In fact, the kolpos of Jesus is where we first find the Beloved Disciple (Jn. 13:23). The kolpos is the place of greatest intimacy, tender love, and dearest friendship. The Beloved Disciple, resting in the kolpos of Jesus at the Last Supper, has no name in John’s gospel. This is so that, once we realize that Jesus’s invitation is for us, too, we each might put our own name for that of the Beloved Disciple as we find our true home in the kolpos of Jesus. Residing in the kolpos of Jesus, we are shaped by all the possibilities that living in His love offers us (Jn 15). Living in the kolpos of Jesus, we come to enjoy Jesus’ own peace (Jn. 14:27; 16:33) and joy (Jn. 15:11; 16:22,24; 17:13) as Jesus more and more inhabits us and fills up our own heart space (Jn. 14:20;15:4,9-10).
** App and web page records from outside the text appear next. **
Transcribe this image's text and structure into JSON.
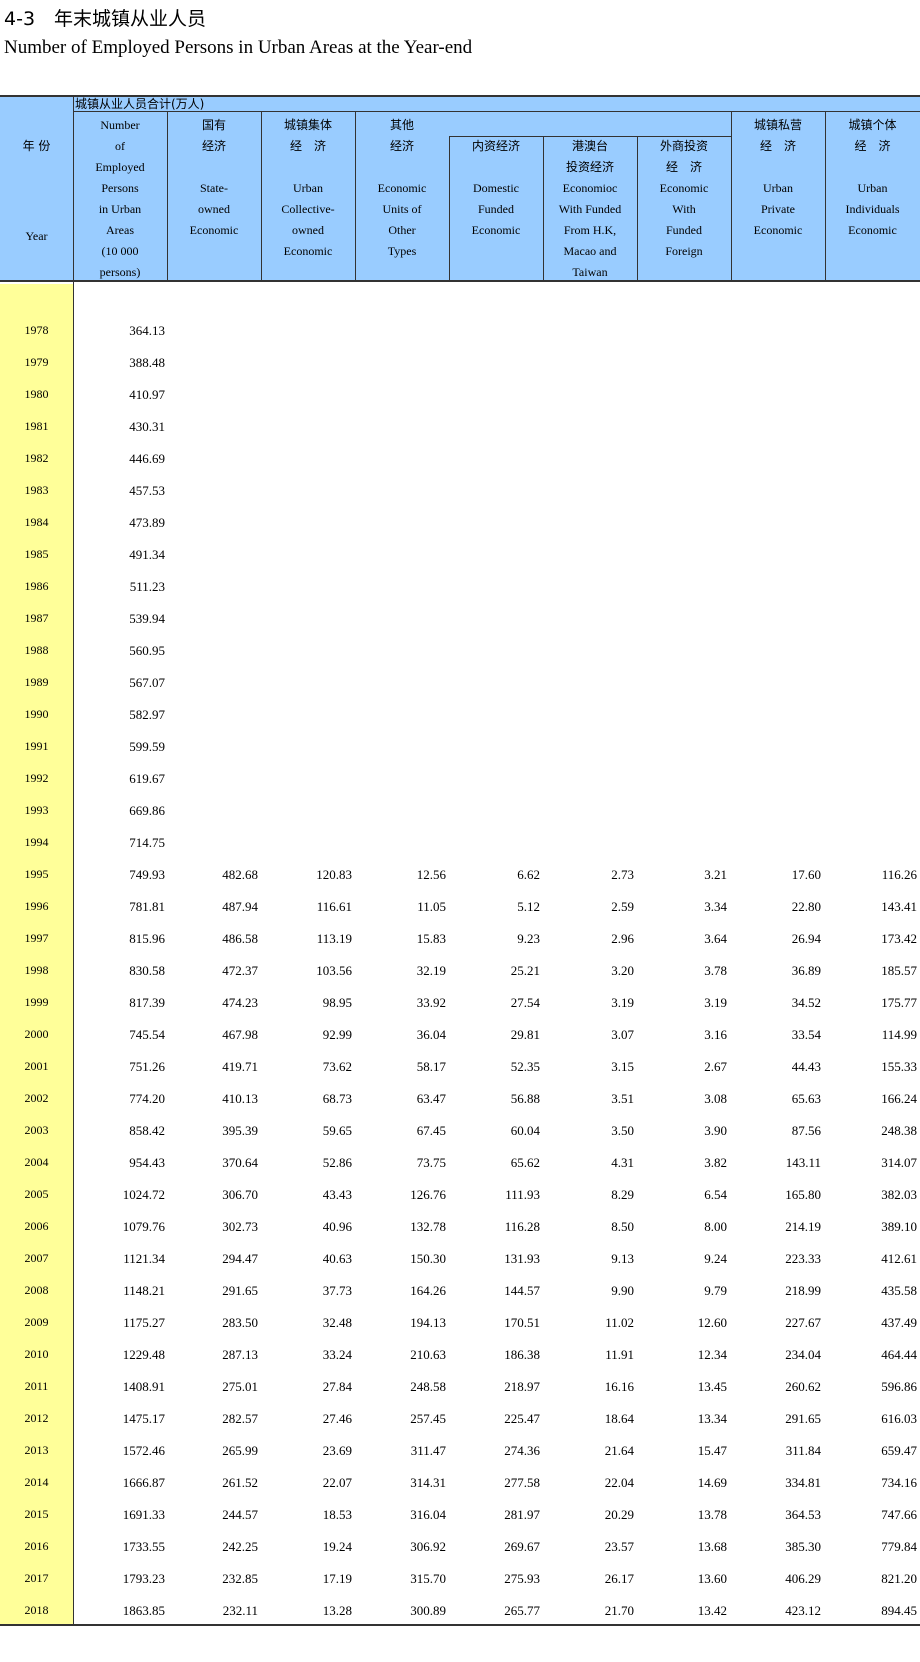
{
  "title_cn": "4-3　年末城镇从业人员",
  "title_en": "Number of Employed Persons in Urban Areas at the Year-end",
  "header": {
    "total_label": "城镇从业人员合计(万人)",
    "year_cn": "年 份",
    "year_en": "Year",
    "col1_en": "Number\nof\nEmployed\nPersons\nin Urban\nAreas\n(10 000\npersons)",
    "col2_cn": "国有\n经济",
    "col2_en": "State-\nowned\nEconomic",
    "col3_cn": "城镇集体\n经　济",
    "col3_en": "Urban\nCollective-\nowned\nEconomic",
    "col4_cn": "其他\n经济",
    "col4_en": "Economic\nUnits of\nOther\nTypes",
    "col5_cn": "内资经济",
    "col5_en": "Domestic\nFunded\nEconomic",
    "col6_cn": "港澳台\n投资经济",
    "col6_en": "Economioc\nWith Funded\nFrom H.K,\nMacao and\nTaiwan",
    "col7_cn": "外商投资\n经　济",
    "col7_en": "Economic\nWith\nFunded\nForeign",
    "col8_cn": "城镇私营\n经　济",
    "col8_en": "Urban\nPrivate\nEconomic",
    "col9_cn": "城镇个体\n经　济",
    "col9_en": "Urban\nIndividuals\nEconomic"
  },
  "rows": [
    {
      "year": "1978",
      "v": [
        "364.13",
        "",
        "",
        "",
        "",
        "",
        "",
        "",
        ""
      ]
    },
    {
      "year": "1979",
      "v": [
        "388.48",
        "",
        "",
        "",
        "",
        "",
        "",
        "",
        ""
      ]
    },
    {
      "year": "1980",
      "v": [
        "410.97",
        "",
        "",
        "",
        "",
        "",
        "",
        "",
        ""
      ]
    },
    {
      "year": "1981",
      "v": [
        "430.31",
        "",
        "",
        "",
        "",
        "",
        "",
        "",
        ""
      ]
    },
    {
      "year": "1982",
      "v": [
        "446.69",
        "",
        "",
        "",
        "",
        "",
        "",
        "",
        ""
      ]
    },
    {
      "year": "1983",
      "v": [
        "457.53",
        "",
        "",
        "",
        "",
        "",
        "",
        "",
        ""
      ]
    },
    {
      "year": "1984",
      "v": [
        "473.89",
        "",
        "",
        "",
        "",
        "",
        "",
        "",
        ""
      ]
    },
    {
      "year": "1985",
      "v": [
        "491.34",
        "",
        "",
        "",
        "",
        "",
        "",
        "",
        ""
      ]
    },
    {
      "year": "1986",
      "v": [
        "511.23",
        "",
        "",
        "",
        "",
        "",
        "",
        "",
        ""
      ]
    },
    {
      "year": "1987",
      "v": [
        "539.94",
        "",
        "",
        "",
        "",
        "",
        "",
        "",
        ""
      ]
    },
    {
      "year": "1988",
      "v": [
        "560.95",
        "",
        "",
        "",
        "",
        "",
        "",
        "",
        ""
      ]
    },
    {
      "year": "1989",
      "v": [
        "567.07",
        "",
        "",
        "",
        "",
        "",
        "",
        "",
        ""
      ]
    },
    {
      "year": "1990",
      "v": [
        "582.97",
        "",
        "",
        "",
        "",
        "",
        "",
        "",
        ""
      ]
    },
    {
      "year": "1991",
      "v": [
        "599.59",
        "",
        "",
        "",
        "",
        "",
        "",
        "",
        ""
      ]
    },
    {
      "year": "1992",
      "v": [
        "619.67",
        "",
        "",
        "",
        "",
        "",
        "",
        "",
        ""
      ]
    },
    {
      "year": "1993",
      "v": [
        "669.86",
        "",
        "",
        "",
        "",
        "",
        "",
        "",
        ""
      ]
    },
    {
      "year": "1994",
      "v": [
        "714.75",
        "",
        "",
        "",
        "",
        "",
        "",
        "",
        ""
      ]
    },
    {
      "year": "1995",
      "v": [
        "749.93",
        "482.68",
        "120.83",
        "12.56",
        "6.62",
        "2.73",
        "3.21",
        "17.60",
        "116.26"
      ]
    },
    {
      "year": "1996",
      "v": [
        "781.81",
        "487.94",
        "116.61",
        "11.05",
        "5.12",
        "2.59",
        "3.34",
        "22.80",
        "143.41"
      ]
    },
    {
      "year": "1997",
      "v": [
        "815.96",
        "486.58",
        "113.19",
        "15.83",
        "9.23",
        "2.96",
        "3.64",
        "26.94",
        "173.42"
      ]
    },
    {
      "year": "1998",
      "v": [
        "830.58",
        "472.37",
        "103.56",
        "32.19",
        "25.21",
        "3.20",
        "3.78",
        "36.89",
        "185.57"
      ]
    },
    {
      "year": "1999",
      "v": [
        "817.39",
        "474.23",
        "98.95",
        "33.92",
        "27.54",
        "3.19",
        "3.19",
        "34.52",
        "175.77"
      ]
    },
    {
      "year": "2000",
      "v": [
        "745.54",
        "467.98",
        "92.99",
        "36.04",
        "29.81",
        "3.07",
        "3.16",
        "33.54",
        "114.99"
      ]
    },
    {
      "year": "2001",
      "v": [
        "751.26",
        "419.71",
        "73.62",
        "58.17",
        "52.35",
        "3.15",
        "2.67",
        "44.43",
        "155.33"
      ]
    },
    {
      "year": "2002",
      "v": [
        "774.20",
        "410.13",
        "68.73",
        "63.47",
        "56.88",
        "3.51",
        "3.08",
        "65.63",
        "166.24"
      ]
    },
    {
      "year": "2003",
      "v": [
        "858.42",
        "395.39",
        "59.65",
        "67.45",
        "60.04",
        "3.50",
        "3.90",
        "87.56",
        "248.38"
      ]
    },
    {
      "year": "2004",
      "v": [
        "954.43",
        "370.64",
        "52.86",
        "73.75",
        "65.62",
        "4.31",
        "3.82",
        "143.11",
        "314.07"
      ]
    },
    {
      "year": "2005",
      "v": [
        "1024.72",
        "306.70",
        "43.43",
        "126.76",
        "111.93",
        "8.29",
        "6.54",
        "165.80",
        "382.03"
      ]
    },
    {
      "year": "2006",
      "v": [
        "1079.76",
        "302.73",
        "40.96",
        "132.78",
        "116.28",
        "8.50",
        "8.00",
        "214.19",
        "389.10"
      ]
    },
    {
      "year": "2007",
      "v": [
        "1121.34",
        "294.47",
        "40.63",
        "150.30",
        "131.93",
        "9.13",
        "9.24",
        "223.33",
        "412.61"
      ]
    },
    {
      "year": "2008",
      "v": [
        "1148.21",
        "291.65",
        "37.73",
        "164.26",
        "144.57",
        "9.90",
        "9.79",
        "218.99",
        "435.58"
      ]
    },
    {
      "year": "2009",
      "v": [
        "1175.27",
        "283.50",
        "32.48",
        "194.13",
        "170.51",
        "11.02",
        "12.60",
        "227.67",
        "437.49"
      ]
    },
    {
      "year": "2010",
      "v": [
        "1229.48",
        "287.13",
        "33.24",
        "210.63",
        "186.38",
        "11.91",
        "12.34",
        "234.04",
        "464.44"
      ]
    },
    {
      "year": "2011",
      "v": [
        "1408.91",
        "275.01",
        "27.84",
        "248.58",
        "218.97",
        "16.16",
        "13.45",
        "260.62",
        "596.86"
      ]
    },
    {
      "year": "2012",
      "v": [
        "1475.17",
        "282.57",
        "27.46",
        "257.45",
        "225.47",
        "18.64",
        "13.34",
        "291.65",
        "616.03"
      ]
    },
    {
      "year": "2013",
      "v": [
        "1572.46",
        "265.99",
        "23.69",
        "311.47",
        "274.36",
        "21.64",
        "15.47",
        "311.84",
        "659.47"
      ]
    },
    {
      "year": "2014",
      "v": [
        "1666.87",
        "261.52",
        "22.07",
        "314.31",
        "277.58",
        "22.04",
        "14.69",
        "334.81",
        "734.16"
      ]
    },
    {
      "year": "2015",
      "v": [
        "1691.33",
        "244.57",
        "18.53",
        "316.04",
        "281.97",
        "20.29",
        "13.78",
        "364.53",
        "747.66"
      ]
    },
    {
      "year": "2016",
      "v": [
        "1733.55",
        "242.25",
        "19.24",
        "306.92",
        "269.67",
        "23.57",
        "13.68",
        "385.30",
        "779.84"
      ]
    },
    {
      "year": "2017",
      "v": [
        "1793.23",
        "232.85",
        "17.19",
        "315.70",
        "275.93",
        "26.17",
        "13.60",
        "406.29",
        "821.20"
      ]
    },
    {
      "year": "2018",
      "v": [
        "1863.85",
        "232.11",
        "13.28",
        "300.89",
        "265.77",
        "21.70",
        "13.42",
        "423.12",
        "894.45"
      ]
    }
  ]
}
So, where do you live? And how does the place where you live shape you, for better or for worse? And who—or what—lives in your heart space with you? How are you being shaped by what inhabits your heart space?

No, I’m not talking about your physical location, the city or town where you live, or the street you live on. And I’m not talking about who lives in your house with you. But where do you live in your heart? Where do you live in your mind, in your soul? What do you fill your mind and heart with? What is that heart space that you inhabit? Are you happy in it? Are you finding joy in it? Satisfaction? Well-being? Are you finding peace? Are you finding joy? Are you finding love?

What inhabits your heart space? Is it worth your time, your energy, your attention? Is it making you a better person, a more genuine human being? Is what inhabits your heart space making you more loving, more kind, more generous, more genuinely human?

So where do you live? And where would you like to live?

And what will it take for you to live where you will find all that you are looking for?

About Sister Lisa Marie

An Ursuline Sister of Cleveland, Sister Lisa Marie Belz is a professor at Ursuline College where she teaches courses in Scripture, Christian spirituality, and theology.

Sr. Lisa Marie holds a Ph.D. in New Testament and Early Christianity from Loyola University Chicago as well as a Master of Theological Studies in Scripture from the University of Notre Dame, South Bend, Ind., and a Master of Arts in Hispanic Ministry from Boston College and the Mexican American Cultural Center in San Antonio, Texas.

In addition to her years as an educator, Sr. Lisa Marie served on the Cleveland Latin American Mission Team in El Salvador where she developed programs in lay pastoral leadership. Sr. Lisa Marie gives talks and retreats in both English and Spanish on themes related to Scripture, theology, and spirituality throughout Latin America and the United States.


About Sister Lisa Marie Belz, OSU

An Ursuline Sister of Cleveland, Sister Lisa Marie Belz is a professor at Ursuline College where she teaches courses in Scripture, Christian spirituality, and theology. Sr. Lisa Marie holds a Ph.D. in New Testament and Early Christianity from Loyola University Chicago as well as a Master of Theological Studies in Scripture from the University of Notre Dame, South Bend, Ind., and a Master of Arts in Hispanic Ministry from Boston College and the Mexican American Cultural Center in San Antonio, Texas. In addition to her years as an educator, Sr. Lisa Marie served on the Cleveland Latin American Mission Team in El Salvador where she developed programs in lay pastoral leadership. Sr. Lisa Marie gives talks and retreats in both English and Spanish on themes related to Scripture, theology, and spirituality throughout Latin America and the United States.